- [What is being asked]
Search the material for "text" and show all lines that contain it.
--- START ---
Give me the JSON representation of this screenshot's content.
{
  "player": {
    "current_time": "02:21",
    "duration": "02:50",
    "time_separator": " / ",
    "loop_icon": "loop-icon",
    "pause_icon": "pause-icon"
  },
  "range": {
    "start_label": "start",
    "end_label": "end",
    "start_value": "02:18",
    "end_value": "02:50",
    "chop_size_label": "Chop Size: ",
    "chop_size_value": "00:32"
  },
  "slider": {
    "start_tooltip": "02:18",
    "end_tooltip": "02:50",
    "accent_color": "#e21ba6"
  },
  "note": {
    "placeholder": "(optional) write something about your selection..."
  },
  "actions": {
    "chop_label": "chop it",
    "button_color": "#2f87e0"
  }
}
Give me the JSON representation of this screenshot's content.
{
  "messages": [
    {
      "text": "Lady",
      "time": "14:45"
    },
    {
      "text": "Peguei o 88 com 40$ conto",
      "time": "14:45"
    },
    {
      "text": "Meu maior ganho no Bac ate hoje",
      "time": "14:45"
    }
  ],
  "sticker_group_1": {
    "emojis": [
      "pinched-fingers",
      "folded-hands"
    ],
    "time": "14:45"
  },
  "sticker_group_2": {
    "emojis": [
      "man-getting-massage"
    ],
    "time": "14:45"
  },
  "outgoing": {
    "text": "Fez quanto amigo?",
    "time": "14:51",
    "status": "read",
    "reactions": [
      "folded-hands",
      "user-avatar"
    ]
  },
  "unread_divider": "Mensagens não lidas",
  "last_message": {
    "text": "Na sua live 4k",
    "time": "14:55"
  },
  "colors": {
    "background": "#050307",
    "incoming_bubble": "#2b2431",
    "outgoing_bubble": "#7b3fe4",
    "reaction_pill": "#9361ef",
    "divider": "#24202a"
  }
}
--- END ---
- [Answer area]
      "text": "Lady",
      "text": "Peguei o 88 com 40$ conto",
      "text": "Meu maior ganho no Bac ate hoje",
    "text": "Fez quanto amigo?",
    "text": "Na sua live 4k",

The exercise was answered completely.